Lucia Zettler, Website Editor

I am a daughter of America. I speak in broken Spanish, with jumbled conjugations and butchered words that make my mother scowl. When I visit my grandfather’s homeland, where his family worked on a sugarcane plantation, I relish the sweet foods of the island that I will never remember the names of. At food stands, I keep toward the back, begging my mother to order for me.

I am a daughter of America. I frown at the poverty around Puerto Rico, offering my pity as we pass a house with a sunken tarp flung over it, serving as a pathetic makeshift roof before returning my gaze to the pale blue glow of my cell. 

I am a daughter of America. I gasp and point as we pass abandoned buildings. Somewhere, my grandfather’s old house is one of them. The wood will eventually decay and rot as the island swallows the home, but the concrete base will stick around, its paint gradually becoming soiled by graffiti and vines. 

I am a daughter of America. I mourn the loss of my mother’s culture, something passed down from generation to generation, so easily cut off at me. When she was young she spent her summers in Puerto Rico, exploring the island with her cousins and chewing sugarcane that her grandfather sliced for them. Her chocolate eyes light up as she tells me stories of his sweetness and the things he would sacrifice for family. 

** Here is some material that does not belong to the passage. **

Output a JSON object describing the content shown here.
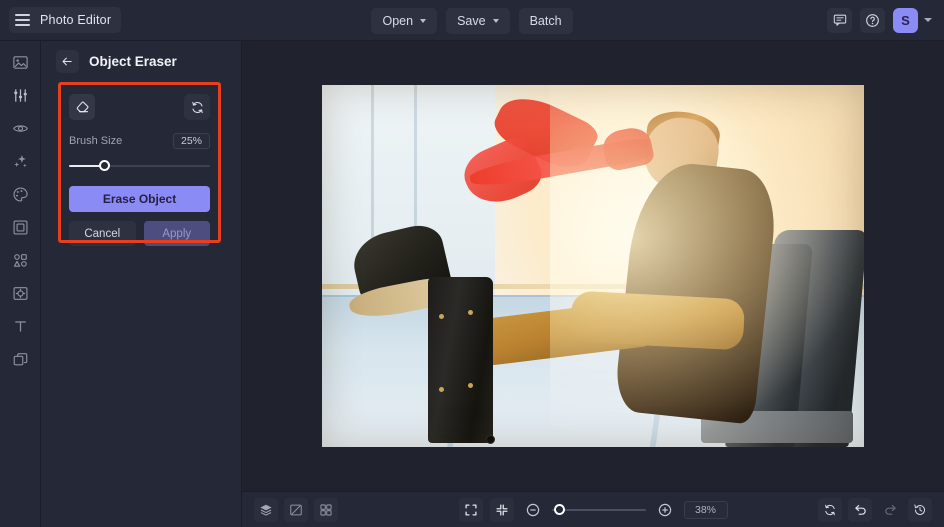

I am a daughter of America. It’s difficult for me to grasp the raw beauty of Puerto Rico’s culture, sprinkled with lovely little things that I long to enjoy as if they were my own. I know that, as I grow older, I’ll leave Puerto Rico behind, too consumed with school and work to return regularly, and all those lovely little things will slip through my fingers as if they were grains of sand, leaving only a faint trail of lost memories behind.